* WHAT YOU ARE ASKED TO DO *
Every line of the material that mentions the word "name" should be copied out.

* GIVEN RECORDS *

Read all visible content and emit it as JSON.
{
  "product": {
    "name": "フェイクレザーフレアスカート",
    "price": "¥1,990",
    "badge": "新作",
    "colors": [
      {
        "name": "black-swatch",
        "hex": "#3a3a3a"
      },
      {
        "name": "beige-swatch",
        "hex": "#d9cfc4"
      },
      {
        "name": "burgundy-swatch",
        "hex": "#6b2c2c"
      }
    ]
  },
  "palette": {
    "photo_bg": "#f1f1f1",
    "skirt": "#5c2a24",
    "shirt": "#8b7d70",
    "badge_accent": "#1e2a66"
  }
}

* RESPONSE TO THIS TASK *
    "name": "フェイクレザーフレアスカート",
        "name": "black-swatch",
        "name": "beige-swatch",
        "name": "burgundy-swatch",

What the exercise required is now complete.